If you think about piston displacement per mile, if a small engine can produce the same performance as a big one at the same rpm, reducing the cylinder size and hence the amount of air and fuel that goes through it should result in better economy. (Mind you, International has hedged this bet with the development of the MaxxForce 15, based on Caterpillar C15 iron. But that's another story.)
Using a small engine to do the same job as a big one also is the core technology of a hybrid vehicle. Here, though, electric or hydraulic storage of kinetic energy is added to the lower torque of the smaller engine in high-demand situations such as acceleration from a standstill. The big plus with hybrids is that the energy in storage is "free," captured in deceleration instead of being wasted to the atmosphere.
A unique technology that combines some - but not all - of these principles is the new pressure-boosting system from Bendix. It was originally developed to help improve the startability of a new bus order for a rugged, hilly South American bus application. Acceleration on the hill starts was not acceptable for the little 7-liter diesel designed into the buses, but the engine compartment was not big enough for more displacement. Bendix had the answer in the Bendix PBS Air Injection Booster. It was announced in North America last year and re-introduced at the Mid America Trucking Show this year, showing the company is determined to develop the technology and bring it to production - and likely within only a couple of years. Along with the PBS system, Bendix also introduced some additional air management that is immediately applicable and brings its own fuel economy benefits
At the Mid America Trucking Show, in addition to re-emphasizing the benefits of the PBS Air Injection Booster, Bendix introduced the Electronic Air Control (EAC) Dryer and the Turbo-Clutch Air Compressor. Together, all three components can equal up to 8 percent in fuel savings, said Bendix.
Since introducing the PBS air injection technology in 2009, the company has continued its internal validation and field testing. Preliminary results show up to 3 percent savings in fuel with the addition of just the PBS unit - without downsizing the engine.
The PBS engine booster is unique. Residing close to the engine air intake manifold, it monitors the databus (CAN) for specific signals. Once the conditions for activation are met, the system injects compressed air from an auxiliary air tank into the inlet manifold, delivering the desired amount of air to enable early application of fuel to significantly boost throttle response and performance.
Typically, when a driver presses down on the throttle to demand acceleration, there is a delay in engine response because of turbo lag. This lag results from the time difference between acceleration demand and the maximum air delivery as the turbocharger spools up. The Bendix PBS system overcomes turbo lag by instantaneously injecting the desired air into the intake manifold, allowing the turbocharger time to spin up to its full capacity and take over the air delivery demands.
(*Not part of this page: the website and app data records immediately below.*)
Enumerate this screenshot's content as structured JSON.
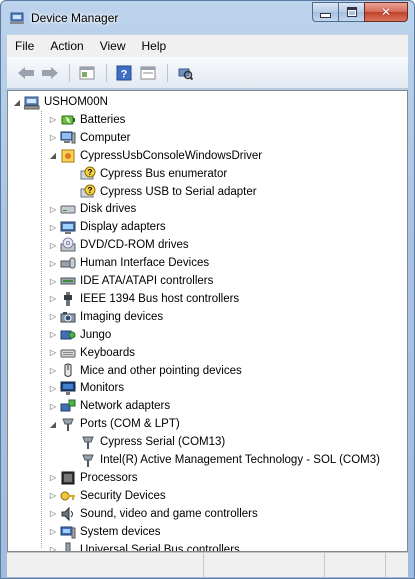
{
  "window": {
    "title": "Device Manager",
    "icon": "device-manager-icon"
  },
  "menubar": {
    "items": [
      "File",
      "Action",
      "View",
      "Help"
    ]
  },
  "toolbar": {
    "buttons": [
      "back-arrow-icon",
      "forward-arrow-icon",
      "properties-icon",
      "help-icon",
      "show-hidden-icon",
      "scan-hardware-icon"
    ]
  },
  "tree": {
    "root": "USHOM00N",
    "items": [
      {
        "label": "Batteries",
        "icon": "battery-icon",
        "expanded": false
      },
      {
        "label": "Computer",
        "icon": "computer-icon",
        "expanded": false
      },
      {
        "label": "CypressUsbConsoleWindowsDriver",
        "icon": "warning-device-icon",
        "expanded": true,
        "children": [
          {
            "label": "Cypress Bus enumerator",
            "icon": "unknown-device-icon"
          },
          {
            "label": "Cypress USB to Serial adapter",
            "icon": "unknown-device-icon"
          }
        ]
      },
      {
        "label": "Disk drives",
        "icon": "disk-drive-icon",
        "expanded": false
      },
      {
        "label": "Display adapters",
        "icon": "display-adapter-icon",
        "expanded": false
      },
      {
        "label": "DVD/CD-ROM drives",
        "icon": "dvd-drive-icon",
        "expanded": false
      },
      {
        "label": "Human Interface Devices",
        "icon": "hid-icon",
        "expanded": false
      },
      {
        "label": "IDE ATA/ATAPI controllers",
        "icon": "ide-controller-icon",
        "expanded": false
      },
      {
        "label": "IEEE 1394 Bus host controllers",
        "icon": "ieee1394-icon",
        "expanded": false
      },
      {
        "label": "Imaging devices",
        "icon": "imaging-device-icon",
        "expanded": false
      },
      {
        "label": "Jungo",
        "icon": "jungo-icon",
        "expanded": false
      },
      {
        "label": "Keyboards",
        "icon": "keyboard-icon",
        "expanded": false
      },
      {
        "label": "Mice and other pointing devices",
        "icon": "mouse-icon",
        "expanded": false
      },
      {
        "label": "Monitors",
        "icon": "monitor-icon",
        "expanded": false
      },
      {
        "label": "Network adapters",
        "icon": "network-adapter-icon",
        "expanded": false
      },
      {
        "label": "Ports (COM & LPT)",
        "icon": "port-icon",
        "expanded": true,
        "children": [
          {
            "label": "Cypress Serial (COM13)",
            "icon": "port-icon"
          },
          {
            "label": "Intel(R) Active Management Technology - SOL (COM3)",
            "icon": "port-icon"
          }
        ]
      },
      {
        "label": "Processors",
        "icon": "processor-icon",
        "expanded": false
      },
      {
        "label": "Security Devices",
        "icon": "security-device-icon",
        "expanded": false
      },
      {
        "label": "Sound, video and game controllers",
        "icon": "sound-icon",
        "expanded": false
      },
      {
        "label": "System devices",
        "icon": "system-device-icon",
        "expanded": false
      },
      {
        "label": "Universal Serial Bus controllers",
        "icon": "usb-icon",
        "expanded": false
      }
    ]
  },
  "colors": {
    "title_gradient_top": "#bcd3ec",
    "close_button": "#c2402b",
    "tree_background": "#ffffff"
  }
}
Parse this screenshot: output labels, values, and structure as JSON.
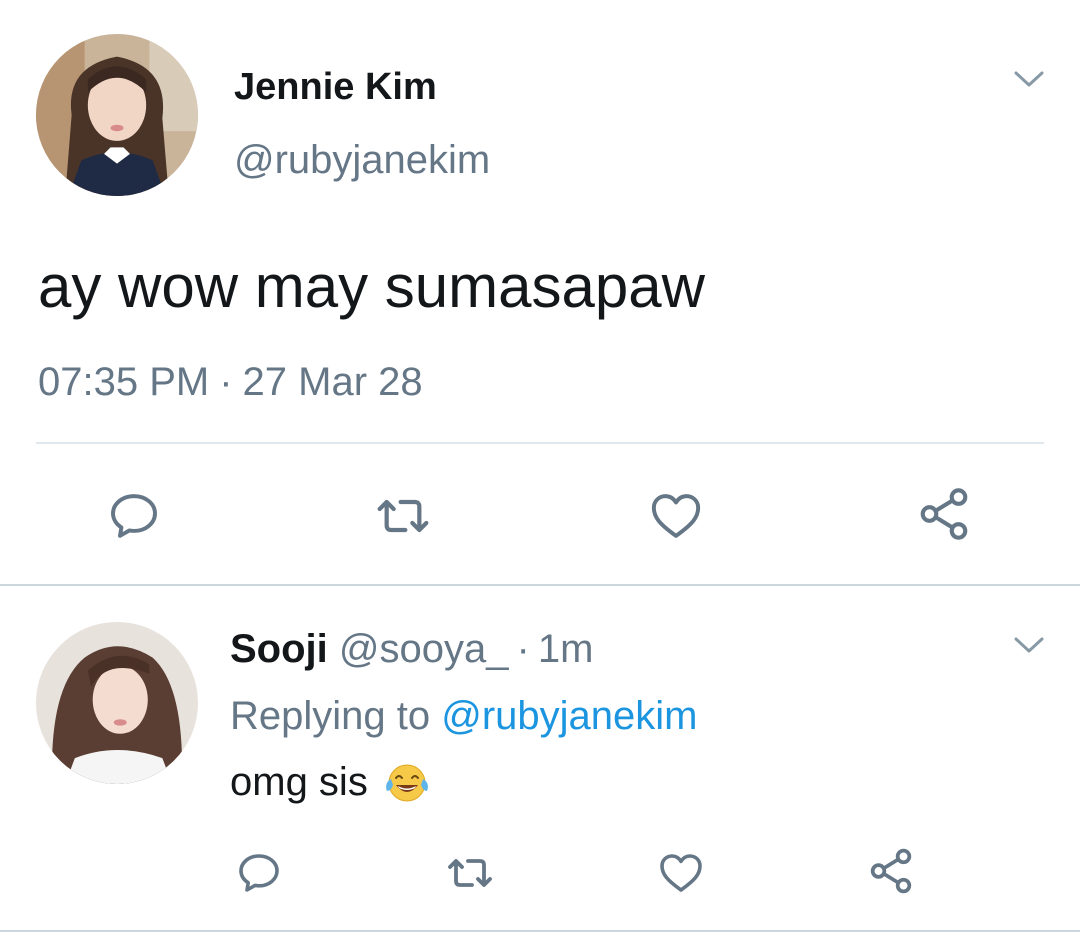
{
  "tweet": {
    "author_name": "Jennie Kim",
    "author_handle": "@rubyjanekim",
    "text": "ay wow may sumasapaw",
    "time": "07:35 PM",
    "separator": "·",
    "date": "27 Mar 28",
    "avatar_icon": "avatar-photo-icon",
    "menu_icon": "chevron-down-icon"
  },
  "actions": [
    {
      "name": "reply",
      "icon": "reply-icon"
    },
    {
      "name": "retweet",
      "icon": "retweet-icon"
    },
    {
      "name": "like",
      "icon": "heart-icon"
    },
    {
      "name": "share",
      "icon": "share-icon"
    }
  ],
  "reply": {
    "author_name": "Sooji",
    "author_handle": "@sooya_",
    "separator": "·",
    "time": "1m",
    "replying_prefix": "Replying to",
    "replying_handle": "@rubyjanekim",
    "text": "omg sis",
    "emoji_icon": "laughing-tears-emoji-icon"
  },
  "colors": {
    "text": "#14171a",
    "secondary": "#657786",
    "link": "#1b95e0",
    "icon": "#657786",
    "divider": "#e1e8ed"
  }
}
This gives a far faster response to the throttle. It opens the way to a downsize of the diesel engine in applications where acceleration demands are critical or engine compartment packaging is at a premium.
Contributing additional fuel savings, the Bendix Electronic Air Control system is a compact, electronically controlled compressed air control system. The controller integrates the air dryer, unloader valve, multi-circuit protection valve, and has the capability to integrate the park brake mechatronics. Its four primary functions are air quality assurance, pressure control, air distributions defined according to customer priorities, and information management. The sensors enable optimized system control, plus on-board/off-board diagnostics. A commercial vehicle equipped with EAC technology can achieve up to 2 percent in fuel savings, Bendix says.
The pneumatically operated single-cylinder Bendix Turbo-Clutch Air Compressor works together with PBS air injection and EAC, so that the compressor disengages during the portion of the duty cycle when no air is demanded. This greatly reduces power consumption from the engine even when the compressor is unloaded and improves fuel efficiency. As a result of the reduced overall cycling, the life cycle of the compressor significantly increases and normal wear and tear is dramatically reduced, says Bendix.
Bendix is the expert in air systems as is evidenced by the Air Control system, But by launching into engine air management with its PBS it is bringing a new dimension to engine sizing and application. Will we see it on the downsized power units that are seeking to win the crown from the 15-liter stalwarts? I would bet on it.